Keep your cat food fresh while traveling with travel containers like the Vittles Vault Travel-tainer. It provides everything you need to feed your cat in one compact unit—two bowls, a clear container that holds up to 6 cups of kibble, and a handle to make feeding while traveling with pets easier.

“When it comes to feeding your cat before travel, avoid milk,” says Leasa Greer, Manager of Nutrition and Regulatory Affairs at Solid Gold pet food company. Milk can cause digestive upset in cats, according to Greer. Dr. Nold also suggests not to feed cats within 2 hours of departure, as this can upset their stomach.

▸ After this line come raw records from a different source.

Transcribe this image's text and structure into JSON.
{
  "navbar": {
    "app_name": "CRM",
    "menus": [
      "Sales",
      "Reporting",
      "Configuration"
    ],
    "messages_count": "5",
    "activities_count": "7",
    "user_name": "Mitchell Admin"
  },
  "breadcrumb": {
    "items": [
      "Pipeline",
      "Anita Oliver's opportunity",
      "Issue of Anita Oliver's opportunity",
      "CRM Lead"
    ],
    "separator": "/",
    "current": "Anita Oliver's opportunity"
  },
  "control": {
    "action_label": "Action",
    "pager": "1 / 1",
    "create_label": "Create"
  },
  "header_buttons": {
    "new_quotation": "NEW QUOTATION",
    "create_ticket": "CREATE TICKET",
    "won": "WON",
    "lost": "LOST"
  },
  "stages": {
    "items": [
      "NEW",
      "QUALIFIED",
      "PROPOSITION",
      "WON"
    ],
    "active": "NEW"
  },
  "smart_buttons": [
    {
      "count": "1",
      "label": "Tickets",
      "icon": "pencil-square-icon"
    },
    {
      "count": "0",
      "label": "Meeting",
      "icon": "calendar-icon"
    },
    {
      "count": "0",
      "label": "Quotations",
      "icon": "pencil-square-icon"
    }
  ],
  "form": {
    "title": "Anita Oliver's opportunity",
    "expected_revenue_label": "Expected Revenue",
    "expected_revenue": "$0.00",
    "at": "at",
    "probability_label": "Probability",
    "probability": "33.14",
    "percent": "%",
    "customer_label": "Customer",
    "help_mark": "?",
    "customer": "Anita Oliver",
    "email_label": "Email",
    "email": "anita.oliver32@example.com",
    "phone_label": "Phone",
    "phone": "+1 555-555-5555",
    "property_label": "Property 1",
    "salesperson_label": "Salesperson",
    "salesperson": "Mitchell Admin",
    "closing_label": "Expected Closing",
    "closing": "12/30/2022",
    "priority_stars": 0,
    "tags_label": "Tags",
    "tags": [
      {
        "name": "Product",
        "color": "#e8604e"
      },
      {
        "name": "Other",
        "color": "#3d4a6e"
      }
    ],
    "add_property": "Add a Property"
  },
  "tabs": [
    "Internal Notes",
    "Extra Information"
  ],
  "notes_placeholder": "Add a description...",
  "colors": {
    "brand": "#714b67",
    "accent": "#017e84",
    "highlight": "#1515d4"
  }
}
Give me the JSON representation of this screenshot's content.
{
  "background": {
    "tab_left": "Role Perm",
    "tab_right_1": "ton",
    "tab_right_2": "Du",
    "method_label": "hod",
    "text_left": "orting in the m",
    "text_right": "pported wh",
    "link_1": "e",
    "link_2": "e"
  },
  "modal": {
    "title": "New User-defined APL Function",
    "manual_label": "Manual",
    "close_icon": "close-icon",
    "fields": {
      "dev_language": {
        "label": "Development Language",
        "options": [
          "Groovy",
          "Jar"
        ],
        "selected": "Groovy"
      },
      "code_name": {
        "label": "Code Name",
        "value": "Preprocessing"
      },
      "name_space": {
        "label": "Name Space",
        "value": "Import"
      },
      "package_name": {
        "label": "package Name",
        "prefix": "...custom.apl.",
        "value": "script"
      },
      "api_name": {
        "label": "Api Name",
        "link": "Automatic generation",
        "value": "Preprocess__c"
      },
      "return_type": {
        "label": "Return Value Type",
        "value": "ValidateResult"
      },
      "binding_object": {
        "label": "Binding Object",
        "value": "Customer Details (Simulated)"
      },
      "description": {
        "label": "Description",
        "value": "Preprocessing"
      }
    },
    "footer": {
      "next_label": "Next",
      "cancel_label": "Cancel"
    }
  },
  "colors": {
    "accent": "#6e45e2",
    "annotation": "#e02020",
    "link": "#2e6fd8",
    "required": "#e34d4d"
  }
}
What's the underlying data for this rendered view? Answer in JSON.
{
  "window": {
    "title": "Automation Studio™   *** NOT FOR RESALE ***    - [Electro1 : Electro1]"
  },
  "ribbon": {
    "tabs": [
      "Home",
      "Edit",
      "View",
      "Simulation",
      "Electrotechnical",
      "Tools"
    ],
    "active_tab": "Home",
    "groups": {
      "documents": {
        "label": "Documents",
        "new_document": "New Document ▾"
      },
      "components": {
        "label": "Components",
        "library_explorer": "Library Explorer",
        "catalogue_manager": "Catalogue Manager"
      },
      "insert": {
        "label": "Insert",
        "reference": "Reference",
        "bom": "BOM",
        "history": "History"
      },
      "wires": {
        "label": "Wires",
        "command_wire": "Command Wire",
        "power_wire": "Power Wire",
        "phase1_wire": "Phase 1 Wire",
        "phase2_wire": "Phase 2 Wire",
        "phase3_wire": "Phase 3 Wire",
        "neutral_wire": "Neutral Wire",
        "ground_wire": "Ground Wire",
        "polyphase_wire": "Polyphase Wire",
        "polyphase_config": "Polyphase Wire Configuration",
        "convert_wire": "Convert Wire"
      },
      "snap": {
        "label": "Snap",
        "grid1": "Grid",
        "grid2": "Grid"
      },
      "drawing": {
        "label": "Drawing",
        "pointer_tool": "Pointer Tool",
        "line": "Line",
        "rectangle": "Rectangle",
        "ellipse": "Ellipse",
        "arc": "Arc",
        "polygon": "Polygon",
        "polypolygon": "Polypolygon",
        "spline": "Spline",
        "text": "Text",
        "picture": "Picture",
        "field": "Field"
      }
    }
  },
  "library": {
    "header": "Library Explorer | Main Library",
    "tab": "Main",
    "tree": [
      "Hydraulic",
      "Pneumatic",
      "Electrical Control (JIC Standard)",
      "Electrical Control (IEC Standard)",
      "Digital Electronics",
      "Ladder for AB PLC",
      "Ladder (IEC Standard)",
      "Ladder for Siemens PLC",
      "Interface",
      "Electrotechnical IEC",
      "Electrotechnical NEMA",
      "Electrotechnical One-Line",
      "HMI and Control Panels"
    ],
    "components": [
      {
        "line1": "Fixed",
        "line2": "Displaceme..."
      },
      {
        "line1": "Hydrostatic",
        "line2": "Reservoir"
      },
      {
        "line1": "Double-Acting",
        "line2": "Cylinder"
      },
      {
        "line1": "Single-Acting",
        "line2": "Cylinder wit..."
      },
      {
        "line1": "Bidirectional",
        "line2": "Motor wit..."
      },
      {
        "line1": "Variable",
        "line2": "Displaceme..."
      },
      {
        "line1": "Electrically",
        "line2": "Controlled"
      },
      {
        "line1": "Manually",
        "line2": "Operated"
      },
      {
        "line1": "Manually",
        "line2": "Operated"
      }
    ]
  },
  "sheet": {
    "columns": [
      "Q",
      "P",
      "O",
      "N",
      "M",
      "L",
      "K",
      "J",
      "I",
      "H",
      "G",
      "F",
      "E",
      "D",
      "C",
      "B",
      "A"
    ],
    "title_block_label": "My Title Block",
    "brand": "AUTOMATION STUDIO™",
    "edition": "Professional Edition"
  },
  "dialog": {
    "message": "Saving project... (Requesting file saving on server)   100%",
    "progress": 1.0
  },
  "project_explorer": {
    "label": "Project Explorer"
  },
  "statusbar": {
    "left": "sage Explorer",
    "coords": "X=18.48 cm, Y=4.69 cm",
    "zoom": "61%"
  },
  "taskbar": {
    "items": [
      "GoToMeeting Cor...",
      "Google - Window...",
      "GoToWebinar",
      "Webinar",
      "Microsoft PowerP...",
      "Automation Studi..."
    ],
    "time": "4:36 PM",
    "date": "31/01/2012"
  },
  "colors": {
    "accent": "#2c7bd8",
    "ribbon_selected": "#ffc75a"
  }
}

6. Cat Litter on the Go

Traveling with your cat in a car can get stinky if you don’t have the cat litter situation under control. Avoid a smelly mess and the hassle of cleaning up litter boxes by packing Nature’s Miracle Jumbo Disposable Cat Litter Boxes. With disposable cat litter boxes, your cat can go when he needs to, even while you’re on the move. Each litter box contains built-in baking soda for extra protection against foul odors. They’re also landfill-friendly.

Traveling with a cat doesn’t have to cause anxiety for you or your pet. By planning in advance, and using the right tools to help you prep and train your feline friend, you can enjoy traveling with pets without any added stress.

Michelle McKinley
Michelle McKinley is dedicated to creating informative pieces that help pet parents train, care for and love their cuddly companions. She operates a digital ad agency providing content to enterprise and small businesses. As a writer for Chewy, Michelle delights in sharing tips and techniques that strengthen the relationship between owner and pet. She works with experienced veterinarians, knowledgeable pet behaviorists and pet brands to bring the best in pet to readers.


By: Chewy EditorialUpdated: